What I'm missing here is a way to direct the evaluation function to actually winning. For example, a perfect evaluation function for a won position in chess would always return
+1 without any hint how to progress towards checkmate. In a chess variant without the fifty-move limit, it could play useless turns forever.
I guess, this is a rather theoretical problem as we won't ever have such a good function, but I wonder if there's a way to avoid it?
It certainly isn't just a theoretical problem, it can occur in practice too. For "large" games this problem won't occur in the early game, but it can start occurring in the later stages of a game when terminal positions can actually be reached directly through exhaustive searches. It can also occur right from the beginning in extremely small / simple games, like Tic Tac Toe.

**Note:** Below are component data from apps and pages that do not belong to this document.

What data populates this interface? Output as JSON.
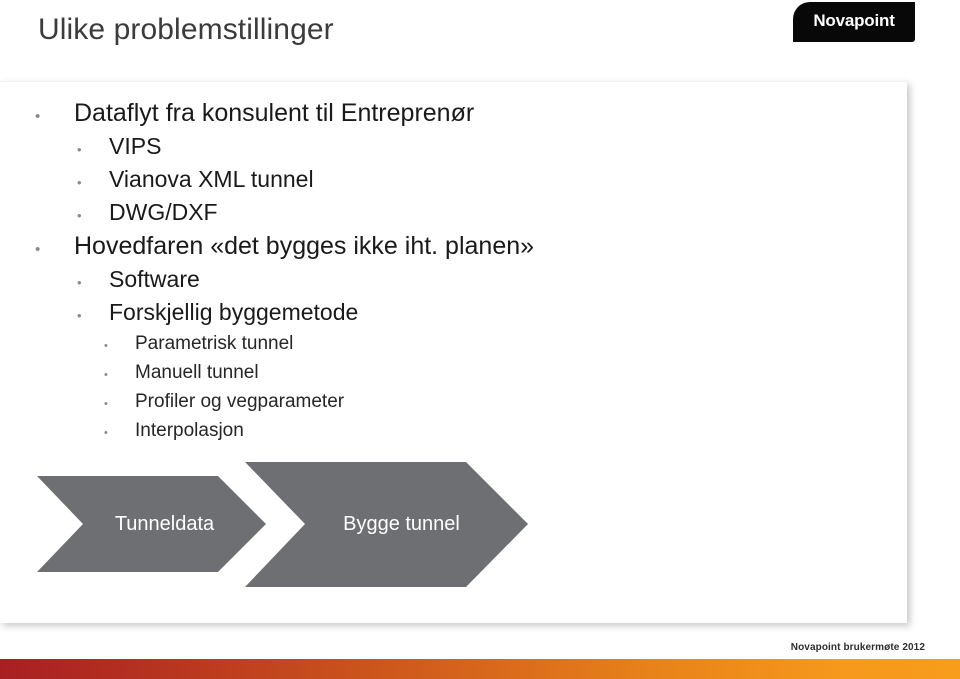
{
  "slide": {
    "title": "Ulike problemstillinger"
  },
  "logo": {
    "name": "Novapoint",
    "background_color": "#080808",
    "text_color": "#ffffff"
  },
  "bullets": [
    {
      "level": 1,
      "text": "Dataflyt fra konsulent til Entreprenør",
      "marker": "•"
    },
    {
      "level": 2,
      "text": "VIPS",
      "marker": "•"
    },
    {
      "level": 2,
      "text": "Vianova XML tunnel",
      "marker": "•"
    },
    {
      "level": 2,
      "text": "DWG/DXF",
      "marker": "•"
    },
    {
      "level": 1,
      "text": "Hovedfaren «det bygges ikke iht. planen»",
      "marker": "•"
    },
    {
      "level": 2,
      "text": "Software",
      "marker": "•"
    },
    {
      "level": 2,
      "text": "Forskjellig byggemetode",
      "marker": "•"
    },
    {
      "level": 3,
      "text": "Parametrisk tunnel",
      "marker": "•"
    },
    {
      "level": 3,
      "text": "Manuell tunnel",
      "marker": "•"
    },
    {
      "level": 3,
      "text": "Profiler og vegparameter",
      "marker": "•"
    },
    {
      "level": 3,
      "text": "Interpolasjon",
      "marker": "•"
    }
  ],
  "process": {
    "shape_color": "#6e6f73",
    "label_color": "#ffffff",
    "steps": [
      {
        "label": "Tunneldata"
      },
      {
        "label": "Bygge tunnel"
      }
    ]
  },
  "footer": {
    "note": "Novapoint brukermøte 2012",
    "bar_color_left": "#a81f22",
    "bar_color_right": "#f89c1c"
  },
  "colors": {
    "title": "#3b3b3b",
    "body_text": "#1a1a1a",
    "bullet_marker": "#8a8a8a",
    "panel_background": "#ffffff"
  }
}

Addressing this is not (necessarily) just a matter of defining the evaluation function alone, it can also depend on which search or learning algorithm is used. So, I'll consider a few different cases.
Case 1: Minimax / Alpha-Beta / other similar "exhaustive" searches
When using Minimax / Alpha-Beta / other search algorithms based on those, the easiest solution to the problem you describe is to use iterative deepening. As soon as you prove a win for yourself at a certain depth level
d using iterative deepening, you can simply stop the search, don't search if there are any other wins to be proven at depth
d + 1, just play along the line you've just proven to be a winning line. This way, you will always go for the win in the lowest number of moves.
A related advantage of this approach is that, as soon as you prove a loss at depth
d for yourself, you can also cancel the search process and play the move that was best according to your evaluations at depth
d - 1. This will often be your best chance to still grab a win in cases where your opponent fails to see their win at depth
Case 2: Monte-Carlo Tree Search / other searches with randomness
Monte-Carlo Tree Search is a well-known search algorithm that incorporates an element of randomness in its search. With these kinds of algorithms, the problem you describe tends not to be a real issue. Due to the randomness in the search, wins that can be achieved in a small number of moves tend to be evaluated better than longer-distance wins in practice. In long-distance wins, there is a greater chance that the randomness in the search process causes an incorrect move to be played somewhere along the long-distance win, which reduces the evaluation of such a line of play.
Case 3: (Reinforcement) Learning approaches
These approaches tend to involve some element of randomness due to the need for exploration in learning, which leads to similar reasoning as described for MCTS above. Also, in Reinforcement Learning, we typically use a discount factor
gamma < 1.0 (e.g.
gamma = 0.99) which causes distant rewards to be viewed as less important than close rewards, even if we don't do such discounting for the final evaluation of the performance of an algorithm. See, for example, a lot of the work on Atari games (DeepMind's DQN, etc.). Algorithms are evaluated according to their undiscounted scores, but learning still uses a bit of discounting because, in practice, this is found to be beneficial for learning.